Provided information: Begin

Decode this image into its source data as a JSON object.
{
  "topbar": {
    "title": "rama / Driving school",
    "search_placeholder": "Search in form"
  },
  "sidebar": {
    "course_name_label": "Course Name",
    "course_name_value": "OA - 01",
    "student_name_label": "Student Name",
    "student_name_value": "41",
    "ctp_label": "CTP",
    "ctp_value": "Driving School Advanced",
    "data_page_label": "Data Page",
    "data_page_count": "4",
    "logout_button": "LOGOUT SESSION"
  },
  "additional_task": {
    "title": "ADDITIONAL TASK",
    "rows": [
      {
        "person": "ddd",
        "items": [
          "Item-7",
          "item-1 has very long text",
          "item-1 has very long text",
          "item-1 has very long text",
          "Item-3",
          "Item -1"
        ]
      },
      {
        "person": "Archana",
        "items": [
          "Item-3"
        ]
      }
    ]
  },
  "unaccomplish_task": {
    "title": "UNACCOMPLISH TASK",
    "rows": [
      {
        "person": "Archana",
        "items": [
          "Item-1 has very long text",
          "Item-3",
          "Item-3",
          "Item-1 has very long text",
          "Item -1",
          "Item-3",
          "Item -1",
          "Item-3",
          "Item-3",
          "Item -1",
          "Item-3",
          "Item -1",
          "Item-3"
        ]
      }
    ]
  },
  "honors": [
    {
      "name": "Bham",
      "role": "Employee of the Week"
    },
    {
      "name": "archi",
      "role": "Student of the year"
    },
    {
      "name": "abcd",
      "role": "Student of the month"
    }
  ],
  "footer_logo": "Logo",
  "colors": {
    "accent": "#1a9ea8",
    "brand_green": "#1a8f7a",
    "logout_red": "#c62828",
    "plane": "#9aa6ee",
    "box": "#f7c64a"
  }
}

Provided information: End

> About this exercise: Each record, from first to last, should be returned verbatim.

> Answer space:
Decode this image into its source data as a JSON object.
{
  "topbar": {
    "title": "rama / Driving school",
    "search_placeholder": "Search in form"
  },
  "sidebar": {
    "course_name_label": "Course Name",
    "course_name_value": "OA - 01",
    "student_name_label": "Student Name",
    "student_name_value": "41",
    "ctp_label": "CTP",
    "ctp_value": "Driving School Advanced",
    "data_page_label": "Data Page",
    "data_page_count": "4",
    "logout_button": "LOGOUT SESSION"
  },
  "additional_task": {
    "title": "ADDITIONAL TASK",
    "rows": [
      {
        "person": "ddd",
        "items": [
          "Item-7",
          "item-1 has very long text",
          "item-1 has very long text",
          "item-1 has very long text",
          "Item-3",
          "Item -1"
        ]
      },
      {
        "person": "Archana",
        "items": [
          "Item-3"
        ]
      }
    ]
  },
  "unaccomplish_task": {
    "title": "UNACCOMPLISH TASK",
    "rows": [
      {
        "person": "Archana",
        "items": [
          "Item-1 has very long text",
          "Item-3",
          "Item-3",
          "Item-1 has very long text",
          "Item -1",
          "Item-3",
          "Item -1",
          "Item-3",
          "Item-3",
          "Item -1",
          "Item-3",
          "Item -1",
          "Item-3"
        ]
      }
    ]
  },
  "honors": [
    {
      "name": "Bham",
      "role": "Employee of the Week"
    },
    {
      "name": "archi",
      "role": "Student of the year"
    },
    {
      "name": "abcd",
      "role": "Student of the month"
    }
  ],
  "footer_logo": "Logo",
  "colors": {
    "accent": "#1a9ea8",
    "brand_green": "#1a8f7a",
    "logout_red": "#c62828",
    "plane": "#9aa6ee",
    "box": "#f7c64a"
  }
}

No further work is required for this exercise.